In the second quarter, Gateway reported a net loss of $957,009, or ($0.05) per diluted share.

Tyson spokesman Gary Mickelson said the Springdale-based meat giant will “continue to explore ways to ensure we’re buying natural gas in the most cost effective way possible.” Mickelson would not provide any information on Tyson tariff rate for natural gas and other energy-related costs at its facilities across the U.S. due to “proprietary reasons.”

While gasoline prices for Arkansas motorist have remained steady going into the fall driving season, diesel fuel costs have continue to pinch the transportation industry in the pocket.

At $2.69 per gallon, the U.S. average price for regular gasoline fell three cents from last week but was 20 cents above last year at this time, according to the Energy Information Administration.

The U.S. average price for diesel fuel fell 1 cent to $2.95 per gallon, but 35 cents above last year. The East Coast and Midwest prices were $2.95 per gallon and $2.93 per gallon, respectively.

The Gulf Coast price fell 1 cent to $2.88 per gallon. The Rocky Mountain average fell two cents to $3.01 per gallon. The West Coast average held at $3.12 per gallon, while the average in California fell a penny to $3.14 per gallon.

As most trucking firms wrap up their third quarter operations, the rising fuel prices and continued concerns about the economy have muted optimism in the sector. At the same time, Wall Street analysts recently downgraded several top trucking firms.

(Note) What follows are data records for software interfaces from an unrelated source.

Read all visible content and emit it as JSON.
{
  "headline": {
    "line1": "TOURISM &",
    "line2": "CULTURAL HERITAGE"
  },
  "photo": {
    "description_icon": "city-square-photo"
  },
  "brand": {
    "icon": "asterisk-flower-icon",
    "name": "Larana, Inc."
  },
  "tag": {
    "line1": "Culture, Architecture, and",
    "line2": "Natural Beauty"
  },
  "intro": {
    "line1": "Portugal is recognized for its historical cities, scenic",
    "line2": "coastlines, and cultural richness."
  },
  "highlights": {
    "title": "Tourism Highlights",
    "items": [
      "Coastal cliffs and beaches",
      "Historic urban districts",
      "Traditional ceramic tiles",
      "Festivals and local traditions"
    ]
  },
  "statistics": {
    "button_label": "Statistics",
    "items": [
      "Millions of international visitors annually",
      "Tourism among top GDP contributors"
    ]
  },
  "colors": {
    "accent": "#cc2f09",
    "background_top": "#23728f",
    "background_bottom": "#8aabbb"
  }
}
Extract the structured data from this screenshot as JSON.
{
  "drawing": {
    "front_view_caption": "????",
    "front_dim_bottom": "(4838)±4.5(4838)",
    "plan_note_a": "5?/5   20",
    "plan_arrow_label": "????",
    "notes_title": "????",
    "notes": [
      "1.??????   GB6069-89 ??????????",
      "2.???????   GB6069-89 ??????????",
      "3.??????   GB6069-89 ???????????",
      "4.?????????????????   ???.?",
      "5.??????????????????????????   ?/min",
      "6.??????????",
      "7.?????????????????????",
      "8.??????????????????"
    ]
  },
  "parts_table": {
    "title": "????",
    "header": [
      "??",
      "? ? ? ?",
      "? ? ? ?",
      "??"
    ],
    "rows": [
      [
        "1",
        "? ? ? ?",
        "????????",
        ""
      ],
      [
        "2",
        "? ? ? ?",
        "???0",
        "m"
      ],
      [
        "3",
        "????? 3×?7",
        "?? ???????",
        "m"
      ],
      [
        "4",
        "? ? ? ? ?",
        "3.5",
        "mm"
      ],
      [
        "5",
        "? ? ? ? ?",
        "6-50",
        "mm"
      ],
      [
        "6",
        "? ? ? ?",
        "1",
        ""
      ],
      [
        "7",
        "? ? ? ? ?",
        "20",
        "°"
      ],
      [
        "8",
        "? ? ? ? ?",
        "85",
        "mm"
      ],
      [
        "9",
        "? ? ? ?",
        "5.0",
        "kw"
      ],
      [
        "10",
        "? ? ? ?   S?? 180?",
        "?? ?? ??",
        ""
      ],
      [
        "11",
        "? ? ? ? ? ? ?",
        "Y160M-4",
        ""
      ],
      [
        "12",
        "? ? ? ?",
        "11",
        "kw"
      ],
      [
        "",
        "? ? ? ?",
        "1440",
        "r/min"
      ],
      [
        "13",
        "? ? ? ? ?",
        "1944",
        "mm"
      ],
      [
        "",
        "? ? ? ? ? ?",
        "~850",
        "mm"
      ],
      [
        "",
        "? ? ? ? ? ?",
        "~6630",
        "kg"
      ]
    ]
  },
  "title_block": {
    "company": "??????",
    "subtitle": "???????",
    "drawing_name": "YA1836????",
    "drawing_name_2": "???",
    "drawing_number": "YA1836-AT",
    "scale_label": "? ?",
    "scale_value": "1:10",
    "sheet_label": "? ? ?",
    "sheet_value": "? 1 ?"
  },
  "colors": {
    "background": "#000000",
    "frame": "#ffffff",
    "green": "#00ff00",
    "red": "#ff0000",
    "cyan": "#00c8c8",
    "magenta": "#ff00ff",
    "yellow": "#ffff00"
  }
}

On Monday, Bank of America Corp.’s Merrill Lynch division downgraded shares of JB Hunt from a “neutral” rating to a “buy” rating in a research note to investors.  Merrill Lynch also lowered their price target from $41 to $39 a share.